EXERCISE AIM:
Reproduce the records below exactly, with nothing altered.
>>>>
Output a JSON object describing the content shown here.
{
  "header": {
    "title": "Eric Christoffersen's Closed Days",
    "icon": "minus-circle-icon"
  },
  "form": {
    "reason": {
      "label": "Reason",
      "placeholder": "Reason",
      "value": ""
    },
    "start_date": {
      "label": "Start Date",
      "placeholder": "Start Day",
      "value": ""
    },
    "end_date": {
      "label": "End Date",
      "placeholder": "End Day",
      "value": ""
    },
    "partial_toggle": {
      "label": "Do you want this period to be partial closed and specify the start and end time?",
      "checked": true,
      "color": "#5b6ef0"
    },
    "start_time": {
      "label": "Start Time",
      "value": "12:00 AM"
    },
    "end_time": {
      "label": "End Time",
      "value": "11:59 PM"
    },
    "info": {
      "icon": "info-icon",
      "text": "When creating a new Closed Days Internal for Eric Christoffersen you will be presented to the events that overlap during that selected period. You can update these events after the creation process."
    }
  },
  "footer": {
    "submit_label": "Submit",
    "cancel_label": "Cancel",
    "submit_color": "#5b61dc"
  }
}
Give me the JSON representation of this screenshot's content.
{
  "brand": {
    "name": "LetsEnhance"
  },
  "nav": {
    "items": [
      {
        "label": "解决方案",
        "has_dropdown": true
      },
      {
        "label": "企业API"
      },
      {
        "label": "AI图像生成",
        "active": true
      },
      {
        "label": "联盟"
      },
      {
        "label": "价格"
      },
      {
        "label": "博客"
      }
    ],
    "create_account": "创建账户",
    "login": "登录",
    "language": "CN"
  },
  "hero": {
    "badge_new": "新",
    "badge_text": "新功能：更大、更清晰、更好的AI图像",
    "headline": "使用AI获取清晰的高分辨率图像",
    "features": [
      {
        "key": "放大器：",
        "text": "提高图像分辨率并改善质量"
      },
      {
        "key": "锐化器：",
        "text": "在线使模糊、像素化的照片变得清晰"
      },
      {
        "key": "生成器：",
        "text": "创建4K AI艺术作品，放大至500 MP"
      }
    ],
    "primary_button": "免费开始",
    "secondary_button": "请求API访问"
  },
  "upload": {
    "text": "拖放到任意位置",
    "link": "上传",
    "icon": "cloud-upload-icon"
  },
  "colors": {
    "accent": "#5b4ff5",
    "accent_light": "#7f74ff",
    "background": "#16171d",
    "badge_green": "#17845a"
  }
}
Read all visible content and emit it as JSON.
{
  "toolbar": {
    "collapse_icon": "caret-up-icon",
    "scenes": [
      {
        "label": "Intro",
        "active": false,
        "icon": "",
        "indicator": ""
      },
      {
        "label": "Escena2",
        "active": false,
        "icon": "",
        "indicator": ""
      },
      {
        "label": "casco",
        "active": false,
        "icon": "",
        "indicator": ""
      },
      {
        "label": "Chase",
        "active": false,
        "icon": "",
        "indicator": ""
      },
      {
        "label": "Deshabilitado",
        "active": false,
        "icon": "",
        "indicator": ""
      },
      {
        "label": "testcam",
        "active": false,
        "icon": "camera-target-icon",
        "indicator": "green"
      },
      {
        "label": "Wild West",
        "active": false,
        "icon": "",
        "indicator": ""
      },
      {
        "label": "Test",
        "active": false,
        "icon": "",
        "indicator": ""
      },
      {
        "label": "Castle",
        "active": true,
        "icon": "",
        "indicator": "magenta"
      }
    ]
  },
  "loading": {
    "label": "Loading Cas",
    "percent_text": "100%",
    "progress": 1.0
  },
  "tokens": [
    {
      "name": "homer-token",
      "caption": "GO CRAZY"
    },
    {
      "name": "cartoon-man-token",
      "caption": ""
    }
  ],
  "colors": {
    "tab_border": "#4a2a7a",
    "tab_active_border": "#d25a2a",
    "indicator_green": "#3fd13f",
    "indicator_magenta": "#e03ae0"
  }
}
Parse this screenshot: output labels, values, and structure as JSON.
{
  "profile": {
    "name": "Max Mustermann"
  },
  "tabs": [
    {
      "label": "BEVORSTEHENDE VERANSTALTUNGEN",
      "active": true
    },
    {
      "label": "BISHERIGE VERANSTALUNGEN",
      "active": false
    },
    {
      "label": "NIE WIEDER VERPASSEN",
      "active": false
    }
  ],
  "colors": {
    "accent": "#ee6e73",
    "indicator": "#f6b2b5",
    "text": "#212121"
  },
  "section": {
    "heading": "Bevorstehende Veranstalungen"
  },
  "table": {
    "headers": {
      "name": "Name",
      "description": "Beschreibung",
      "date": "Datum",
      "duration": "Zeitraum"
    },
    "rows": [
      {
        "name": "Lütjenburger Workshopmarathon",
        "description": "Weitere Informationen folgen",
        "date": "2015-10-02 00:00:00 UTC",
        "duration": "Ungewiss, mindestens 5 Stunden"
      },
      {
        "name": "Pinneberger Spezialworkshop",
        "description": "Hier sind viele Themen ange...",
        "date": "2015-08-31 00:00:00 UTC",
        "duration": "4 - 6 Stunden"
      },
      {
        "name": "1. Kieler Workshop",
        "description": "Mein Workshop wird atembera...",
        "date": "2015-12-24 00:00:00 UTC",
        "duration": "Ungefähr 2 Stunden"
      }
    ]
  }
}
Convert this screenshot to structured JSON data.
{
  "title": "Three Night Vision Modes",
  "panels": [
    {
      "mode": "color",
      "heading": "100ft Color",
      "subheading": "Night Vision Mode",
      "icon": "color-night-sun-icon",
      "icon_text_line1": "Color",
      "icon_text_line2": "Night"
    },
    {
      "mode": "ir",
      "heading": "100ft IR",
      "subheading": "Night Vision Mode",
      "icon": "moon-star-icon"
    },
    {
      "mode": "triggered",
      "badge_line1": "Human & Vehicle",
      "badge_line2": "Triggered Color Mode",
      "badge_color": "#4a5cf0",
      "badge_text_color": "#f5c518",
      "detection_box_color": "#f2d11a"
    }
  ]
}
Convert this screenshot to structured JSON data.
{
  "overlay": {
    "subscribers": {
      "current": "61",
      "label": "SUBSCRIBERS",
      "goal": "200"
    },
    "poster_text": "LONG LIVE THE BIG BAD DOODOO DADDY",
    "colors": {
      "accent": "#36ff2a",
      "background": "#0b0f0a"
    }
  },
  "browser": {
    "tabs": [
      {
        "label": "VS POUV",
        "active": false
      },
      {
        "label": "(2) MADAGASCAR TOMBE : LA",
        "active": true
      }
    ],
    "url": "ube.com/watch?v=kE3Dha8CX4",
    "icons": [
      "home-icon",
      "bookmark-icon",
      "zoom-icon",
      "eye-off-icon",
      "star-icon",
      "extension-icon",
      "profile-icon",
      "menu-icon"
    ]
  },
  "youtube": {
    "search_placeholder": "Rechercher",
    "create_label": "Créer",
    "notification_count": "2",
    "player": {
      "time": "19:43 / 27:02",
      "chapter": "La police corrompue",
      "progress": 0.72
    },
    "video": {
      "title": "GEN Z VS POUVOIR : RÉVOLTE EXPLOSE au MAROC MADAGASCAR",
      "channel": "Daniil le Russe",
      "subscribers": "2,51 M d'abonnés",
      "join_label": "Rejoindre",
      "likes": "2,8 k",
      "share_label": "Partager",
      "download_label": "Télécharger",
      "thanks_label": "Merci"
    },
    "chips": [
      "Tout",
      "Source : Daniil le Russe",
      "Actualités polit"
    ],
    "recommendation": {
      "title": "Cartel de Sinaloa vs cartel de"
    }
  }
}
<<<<
TASK OUTPUT:
Output a JSON object describing the content shown here.
{
  "header": {
    "title": "Eric Christoffersen's Closed Days",
    "icon": "minus-circle-icon"
  },
  "form": {
    "reason": {
      "label": "Reason",
      "placeholder": "Reason",
      "value": ""
    },
    "start_date": {
      "label": "Start Date",
      "placeholder": "Start Day",
      "value": ""
    },
    "end_date": {
      "label": "End Date",
      "placeholder": "End Day",
      "value": ""
    },
    "partial_toggle": {
      "label": "Do you want this period to be partial closed and specify the start and end time?",
      "checked": true,
      "color": "#5b6ef0"
    },
    "start_time": {
      "label": "Start Time",
      "value": "12:00 AM"
    },
    "end_time": {
      "label": "End Time",
      "value": "11:59 PM"
    },
    "info": {
      "icon": "info-icon",
      "text": "When creating a new Closed Days Internal for Eric Christoffersen you will be presented to the events that overlap during that selected period. You can update these events after the creation process."
    }
  },
  "footer": {
    "submit_label": "Submit",
    "cancel_label": "Cancel",
    "submit_color": "#5b61dc"
  }
}
Give me the JSON representation of this screenshot's content.
{
  "brand": {
    "name": "LetsEnhance"
  },
  "nav": {
    "items": [
      {
        "label": "解决方案",
        "has_dropdown": true
      },
      {
        "label": "企业API"
      },
      {
        "label": "AI图像生成",
        "active": true
      },
      {
        "label": "联盟"
      },
      {
        "label": "价格"
      },
      {
        "label": "博客"
      }
    ],
    "create_account": "创建账户",
    "login": "登录",
    "language": "CN"
  },
  "hero": {
    "badge_new": "新",
    "badge_text": "新功能：更大、更清晰、更好的AI图像",
    "headline": "使用AI获取清晰的高分辨率图像",
    "features": [
      {
        "key": "放大器：",
        "text": "提高图像分辨率并改善质量"
      },
      {
        "key": "锐化器：",
        "text": "在线使模糊、像素化的照片变得清晰"
      },
      {
        "key": "生成器：",
        "text": "创建4K AI艺术作品，放大至500 MP"
      }
    ],
    "primary_button": "免费开始",
    "secondary_button": "请求API访问"
  },
  "upload": {
    "text": "拖放到任意位置",
    "link": "上传",
    "icon": "cloud-upload-icon"
  },
  "colors": {
    "accent": "#5b4ff5",
    "accent_light": "#7f74ff",
    "background": "#16171d",
    "badge_green": "#17845a"
  }
}
Read all visible content and emit it as JSON.
{
  "toolbar": {
    "collapse_icon": "caret-up-icon",
    "scenes": [
      {
        "label": "Intro",
        "active": false,
        "icon": "",
        "indicator": ""
      },
      {
        "label": "Escena2",
        "active": false,
        "icon": "",
        "indicator": ""
      },
      {
        "label": "casco",
        "active": false,
        "icon": "",
        "indicator": ""
      },
      {
        "label": "Chase",
        "active": false,
        "icon": "",
        "indicator": ""
      },
      {
        "label": "Deshabilitado",
        "active": false,
        "icon": "",
        "indicator": ""
      },
      {
        "label": "testcam",
        "active": false,
        "icon": "camera-target-icon",
        "indicator": "green"
      },
      {
        "label": "Wild West",
        "active": false,
        "icon": "",
        "indicator": ""
      },
      {
        "label": "Test",
        "active": false,
        "icon": "",
        "indicator": ""
      },
      {
        "label": "Castle",
        "active": true,
        "icon": "",
        "indicator": "magenta"
      }
    ]
  },
  "loading": {
    "label": "Loading Cas",
    "percent_text": "100%",
    "progress": 1.0
  },
  "tokens": [
    {
      "name": "homer-token",
      "caption": "GO CRAZY"
    },
    {
      "name": "cartoon-man-token",
      "caption": ""
    }
  ],
  "colors": {
    "tab_border": "#4a2a7a",
    "tab_active_border": "#d25a2a",
    "indicator_green": "#3fd13f",
    "indicator_magenta": "#e03ae0"
  }
}
Parse this screenshot: output labels, values, and structure as JSON.
{
  "profile": {
    "name": "Max Mustermann"
  },
  "tabs": [
    {
      "label": "BEVORSTEHENDE VERANSTALTUNGEN",
      "active": true
    },
    {
      "label": "BISHERIGE VERANSTALUNGEN",
      "active": false
    },
    {
      "label": "NIE WIEDER VERPASSEN",
      "active": false
    }
  ],
  "colors": {
    "accent": "#ee6e73",
    "indicator": "#f6b2b5",
    "text": "#212121"
  },
  "section": {
    "heading": "Bevorstehende Veranstalungen"
  },
  "table": {
    "headers": {
      "name": "Name",
      "description": "Beschreibung",
      "date": "Datum",
      "duration": "Zeitraum"
    },
    "rows": [
      {
        "name": "Lütjenburger Workshopmarathon",
        "description": "Weitere Informationen folgen",
        "date": "2015-10-02 00:00:00 UTC",
        "duration": "Ungewiss, mindestens 5 Stunden"
      },
      {
        "name": "Pinneberger Spezialworkshop",
        "description": "Hier sind viele Themen ange...",
        "date": "2015-08-31 00:00:00 UTC",
        "duration": "4 - 6 Stunden"
      },
      {
        "name": "1. Kieler Workshop",
        "description": "Mein Workshop wird atembera...",
        "date": "2015-12-24 00:00:00 UTC",
        "duration": "Ungefähr 2 Stunden"
      }
    ]
  }
}
Convert this screenshot to structured JSON data.
{
  "title": "Three Night Vision Modes",
  "panels": [
    {
      "mode": "color",
      "heading": "100ft Color",
      "subheading": "Night Vision Mode",
      "icon": "color-night-sun-icon",
      "icon_text_line1": "Color",
      "icon_text_line2": "Night"
    },
    {
      "mode": "ir",
      "heading": "100ft IR",
      "subheading": "Night Vision Mode",
      "icon": "moon-star-icon"
    },
    {
      "mode": "triggered",
      "badge_line1": "Human & Vehicle",
      "badge_line2": "Triggered Color Mode",
      "badge_color": "#4a5cf0",
      "badge_text_color": "#f5c518",
      "detection_box_color": "#f2d11a"
    }
  ]
}
Convert this screenshot to structured JSON data.
{
  "overlay": {
    "subscribers": {
      "current": "61",
      "label": "SUBSCRIBERS",
      "goal": "200"
    },
    "poster_text": "LONG LIVE THE BIG BAD DOODOO DADDY",
    "colors": {
      "accent": "#36ff2a",
      "background": "#0b0f0a"
    }
  },
  "browser": {
    "tabs": [
      {
        "label": "VS POUV",
        "active": false
      },
      {
        "label": "(2) MADAGASCAR TOMBE : LA",
        "active": true
      }
    ],
    "url": "ube.com/watch?v=kE3Dha8CX4",
    "icons": [
      "home-icon",
      "bookmark-icon",
      "zoom-icon",
      "eye-off-icon",
      "star-icon",
      "extension-icon",
      "profile-icon",
      "menu-icon"
    ]
  },
  "youtube": {
    "search_placeholder": "Rechercher",
    "create_label": "Créer",
    "notification_count": "2",
    "player": {
      "time": "19:43 / 27:02",
      "chapter": "La police corrompue",
      "progress": 0.72
    },
    "video": {
      "title": "GEN Z VS POUVOIR : RÉVOLTE EXPLOSE au MAROC MADAGASCAR",
      "channel": "Daniil le Russe",
      "subscribers": "2,51 M d'abonnés",
      "join_label": "Rejoindre",
      "likes": "2,8 k",
      "share_label": "Partager",
      "download_label": "Télécharger",
      "thanks_label": "Merci"
    },
    "chips": [
      "Tout",
      "Source : Daniil le Russe",
      "Actualités polit"
    ],
    "recommendation": {
      "title": "Cartel de Sinaloa vs cartel de"
    }
  }
}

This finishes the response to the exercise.